- [PROBLEM TO WORK ON]: From first line to last, print the records exactly, but leave out the pictures.
****************
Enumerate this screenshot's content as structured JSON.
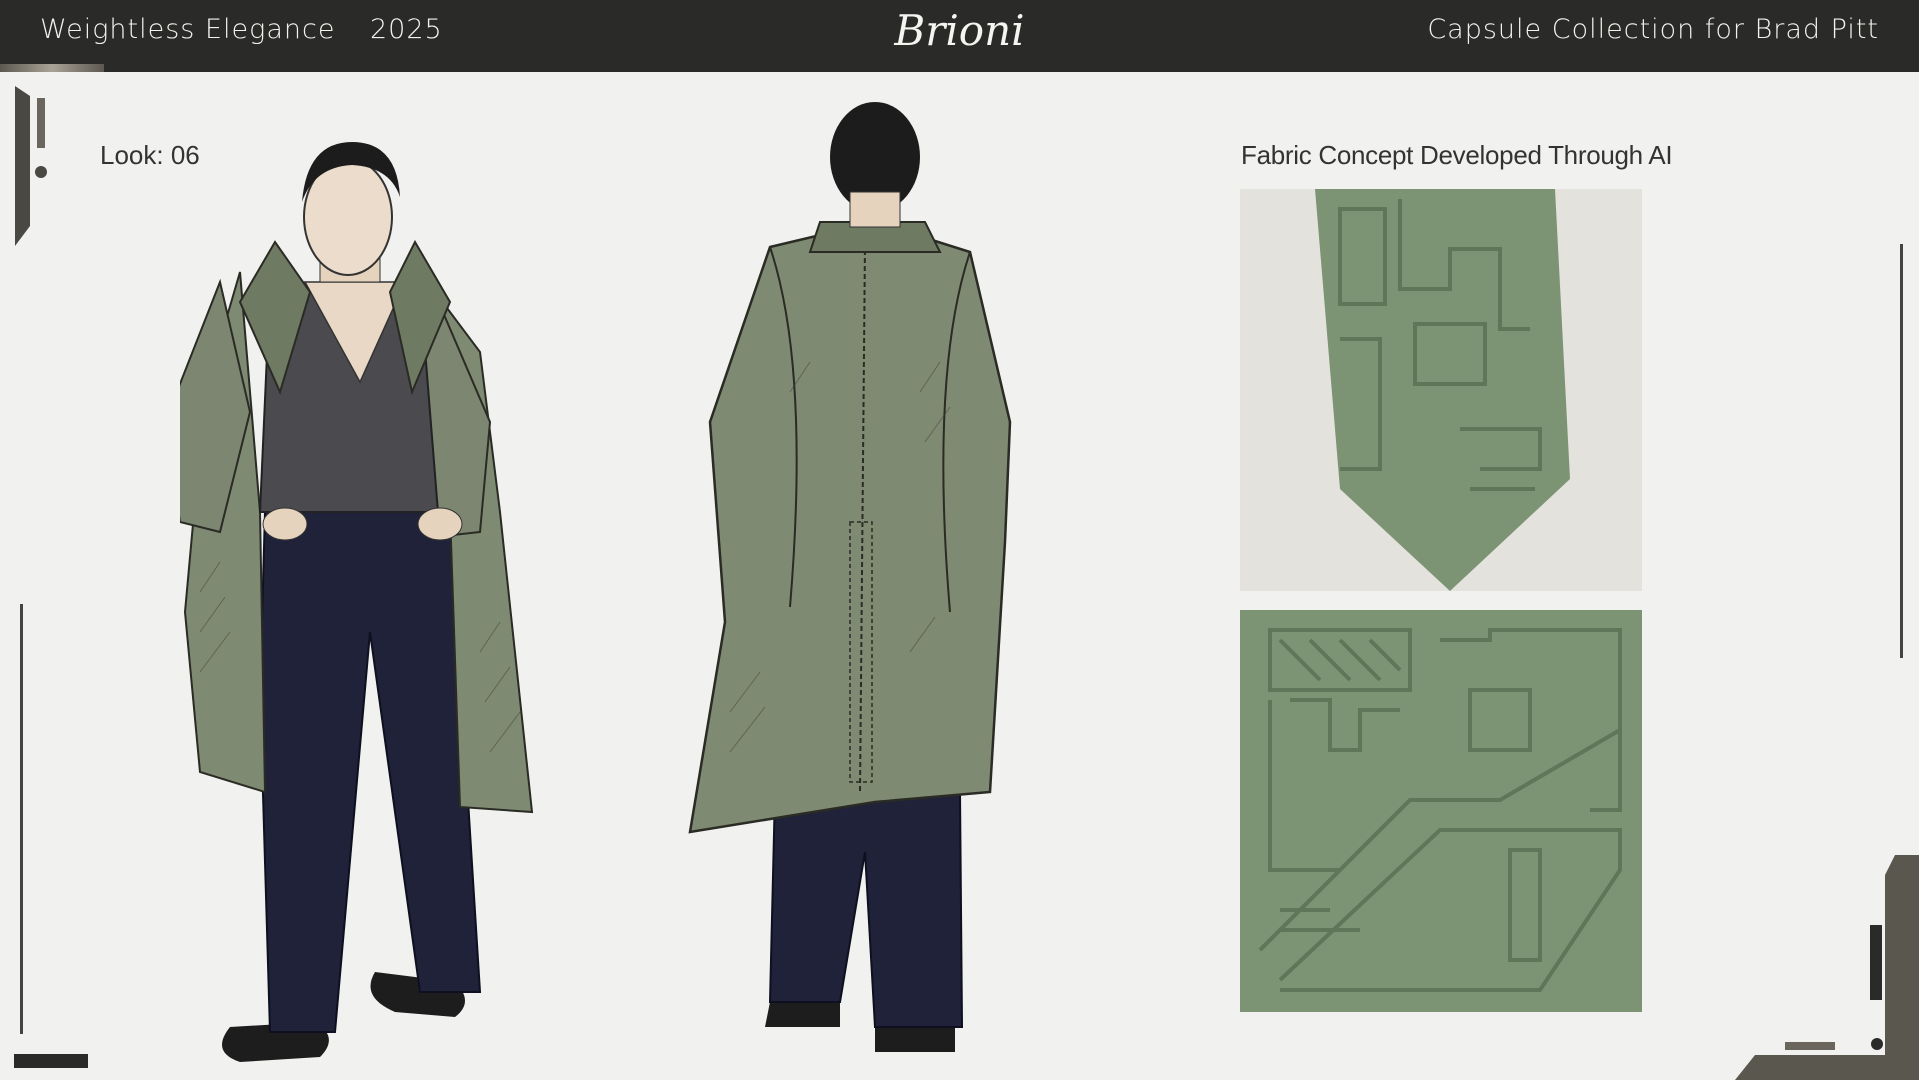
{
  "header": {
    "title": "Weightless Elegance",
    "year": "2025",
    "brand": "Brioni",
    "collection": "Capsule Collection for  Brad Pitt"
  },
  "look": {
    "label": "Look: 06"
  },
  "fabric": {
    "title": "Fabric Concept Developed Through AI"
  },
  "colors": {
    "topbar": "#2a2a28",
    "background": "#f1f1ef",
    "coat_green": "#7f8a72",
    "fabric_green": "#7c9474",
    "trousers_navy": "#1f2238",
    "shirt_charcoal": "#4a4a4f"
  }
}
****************
- [ANSWER TO THE EXERCISE]:
Enumerate this screenshot's content as structured JSON.
{
  "header": {
    "title": "Weightless Elegance",
    "year": "2025",
    "brand": "Brioni",
    "collection": "Capsule Collection for  Brad Pitt"
  },
  "look": {
    "label": "Look: 06"
  },
  "fabric": {
    "title": "Fabric Concept Developed Through AI"
  },
  "colors": {
    "topbar": "#2a2a28",
    "background": "#f1f1ef",
    "coat_green": "#7f8a72",
    "fabric_green": "#7c9474",
    "trousers_navy": "#1f2238",
    "shirt_charcoal": "#4a4a4f"
  }
}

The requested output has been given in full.